For underwriting purposes we treat semistructured data as unstructured data. Semistructured data has a flexible structure while unstructured data is expressed (in writing, image or voice) in natural human languages with no specific structure defined. XML and JSON are the markup languages commonly used to represent semistructured data and images, audio, videos, emails and PDFs are examples of unstructured data. We consider both semistructured and unstructured data as equivalent, for our purposes. Combined they constitute about 80% of all generated data; both types of data require parsing before they can be used to train artificial intelligence/machine learning algorithms.

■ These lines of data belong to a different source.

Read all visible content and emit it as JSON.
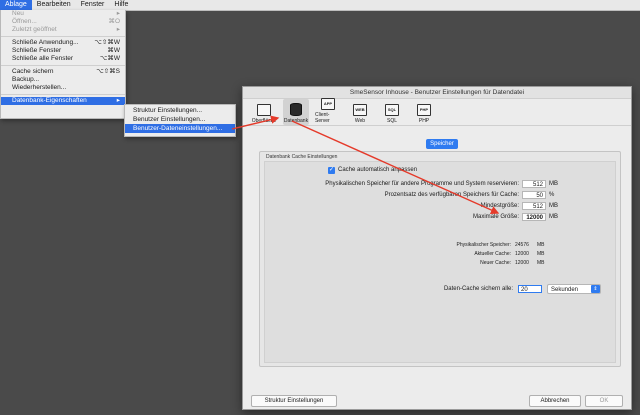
{
  "menubar": {
    "items": [
      "Ablage",
      "Bearbeiten",
      "Fenster",
      "Hilfe"
    ]
  },
  "file_menu": {
    "neu": "Neu",
    "oeffnen": "Öffnen...",
    "oeffnen_sc": "⌘O",
    "zuletzt": "Zuletzt geöffnet",
    "schliesse_anwendung": "Schließe Anwendung...",
    "schliesse_anwendung_sc": "⌥⇧⌘W",
    "schliesse_fenster": "Schließe Fenster",
    "schliesse_fenster_sc": "⌘W",
    "schliesse_alle": "Schließe alle Fenster",
    "schliesse_alle_sc": "⌥⌘W",
    "cache_sichern": "Cache sichern",
    "cache_sichern_sc": "⌥⇧⌘S",
    "backup": "Backup...",
    "wiederherstellen": "Wiederherstellen...",
    "datenbank": "Datenbank-Eigenschaften"
  },
  "submenu": {
    "items": [
      "Struktur Einstellungen...",
      "Benutzer Einstellungen...",
      "Benutzer-Dateneinstellungen..."
    ]
  },
  "dialog": {
    "title": "SmeSensor Inhouse - Benutzer Einstellungen für Datendatei",
    "toolbar": [
      "Oberfläche",
      "Datenbank",
      "Client-Server",
      "Web",
      "SQL",
      "PHP"
    ],
    "toolbar_icons": [
      "",
      "",
      "APP",
      "WEB",
      "SQL",
      "PHP"
    ],
    "tab": "Speicher",
    "group_title": "Datenbank Cache Einstellungen",
    "auto_cache_label": "Cache automatisch anpassen",
    "reserve_label": "Physikalischen Speicher für andere Programme und System reservieren:",
    "reserve_value": "512",
    "percent_label": "Prozentsatz des verfügbaren Speichers für Cache:",
    "percent_value": "50",
    "min_label": "Mindestgröße:",
    "min_value": "512",
    "max_label": "Maximale Größe:",
    "max_value": "12000",
    "unit_mb": "MB",
    "unit_percent": "%",
    "phys_label": "Physikalischer Speicher:",
    "phys_value": "24576",
    "aktuell_label": "Aktueller Cache:",
    "aktuell_value": "12000",
    "neuer_label": "Neuer Cache:",
    "neuer_value": "12000",
    "save_label": "Daten-Cache sichern alle:",
    "save_value": "20",
    "save_unit": "Sekunden",
    "btn_struktur": "Struktur Einstellungen",
    "btn_abbrechen": "Abbrechen",
    "btn_ok": "OK"
  },
  "colors": {
    "accent": "#2f6ee4",
    "annotation": "#e53a2a"
  }
}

For example, let’s consider a resume in PDF format. It is essentially a big blob of text and requires parsing to make sense of what the actual data means and its hierarchy of information, headers vs body text, etc. You also need to interpret what the information contained within the resume means. For example, a job title such as “Loans Manager” could be interpreted in various ways based on the set of roles and responsibilities that could differ based on the individual’s actual role.
The Impact of Unstructured Data in Data Driven Underwriting

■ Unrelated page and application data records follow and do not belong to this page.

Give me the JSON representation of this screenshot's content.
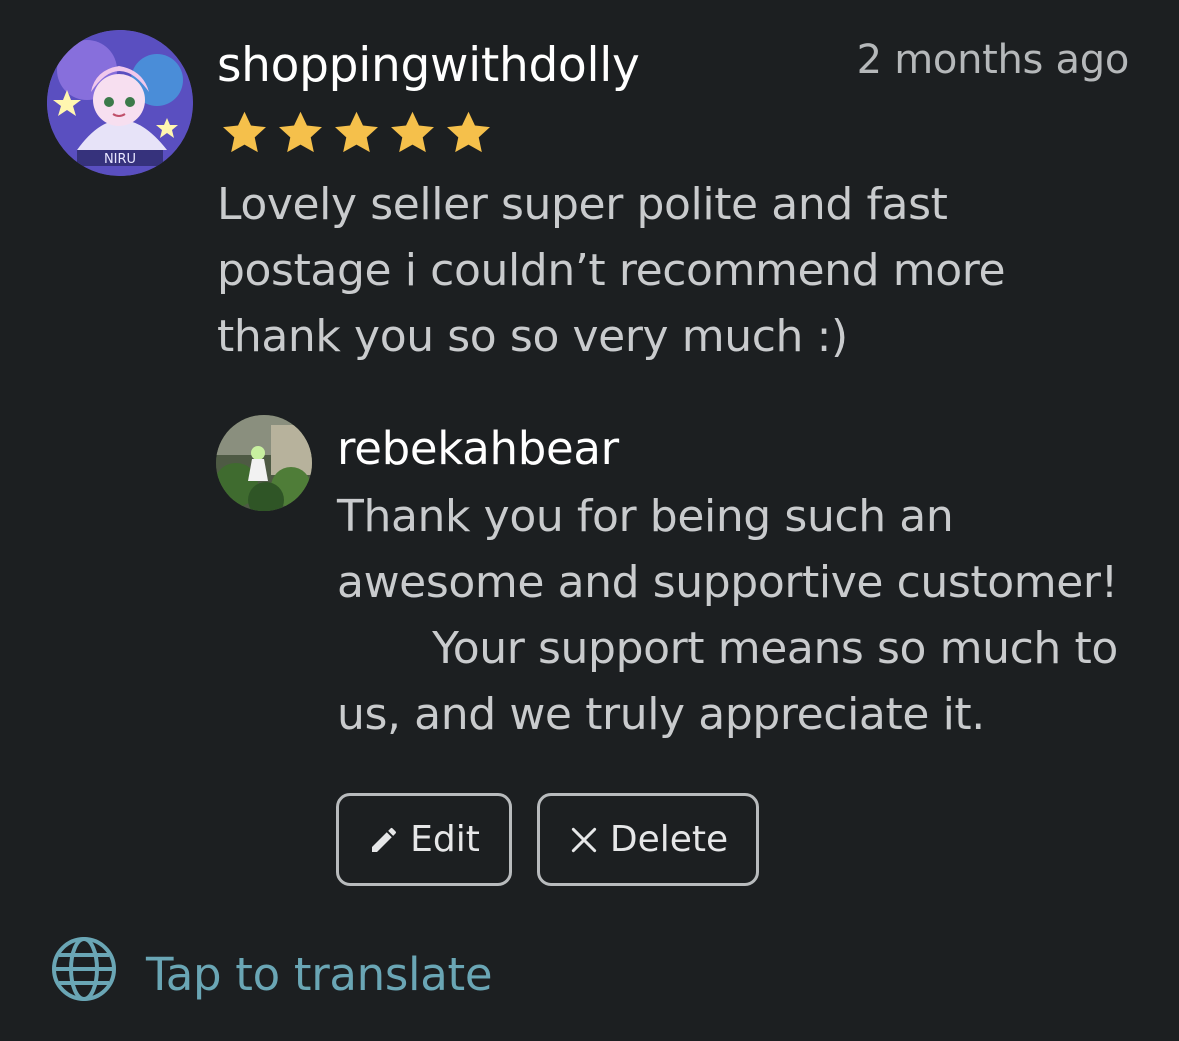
{
  "review": {
    "reviewer_name": "shoppingwithdolly",
    "date": "2 months ago",
    "rating": 5,
    "rating_max": 5,
    "star_color": "#f5c04b",
    "text": "Lovely seller super polite and fast\npostage i couldn’t recommend more\nthank you so so very much :)"
  },
  "reply": {
    "author_name": "rebekahbear",
    "text": "Thank you for being such an\nawesome and supportive customer!\n       Your support means so much to\nus, and we truly appreciate it."
  },
  "actions": {
    "edit_label": "Edit",
    "delete_label": "Delete"
  },
  "translate": {
    "label": "Tap to translate",
    "color": "#6aa6b5"
  }
}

If you only use structured data in your underwriting, then you’re making lending decisions based on less than 20% of the data available to you. Using unstructured data allows you to tap into a large volume of previously unavailable insights.
Traditional methods of credit decisioning make use of structured data like bureau data. In today’s digital age, only an estimated 20% of enterprise data is structured data. Furthermore, according to IDC, unstructured data is outpacing structured data, growing at 29.8% YoY, against 19.6% for structured data. That’s almost a 50% difference in growth rate.
So how do you access all of the data available to you for credit underwriting? By incorporating unstructured data into your underwriting decisioning, you can make far better predictions of what’s a good loan vs what’s a bad loan, giving you a 360 degree view of an applicant’s creditworthiness.
Incorporating Unstructured Data into Machine Learning/AI Based Credit Underwriting
Unfortunately, unstructured data is not immediately usable for machine learning/AI based credit underwriting unless it is parsed into structured data. Machine learning models developed by data scientists are computer algorithms that are monolingual, and speak in terms of binary digits, i.e. bits. Unstructured data will need to be broken down into the form of structured data for the model to understand and be trained on.
The first step to incorporating unstructured data into your business and underwriting strategy is align stakeholders around the desired benefits of data driven underwriting enabled through the use of unstructured data. In other words, what does success look like for you as a lender? Is it to make better loan predictions and understand whether someone will default or not? Or is it to better identify your key customer profile? Or is it to acquire a new customer set like thin files and credit invisibles? Once the objective is set, it can aid and guide how the unstructured data should be converted parsed to structured data for machine learning.
In the next blog of our four part blog series we cover a crucial component regarding the ontology of data, or the agreement between the meaning of data.
In the meantime, learn how Trust Science can help you automate your credit underwriting.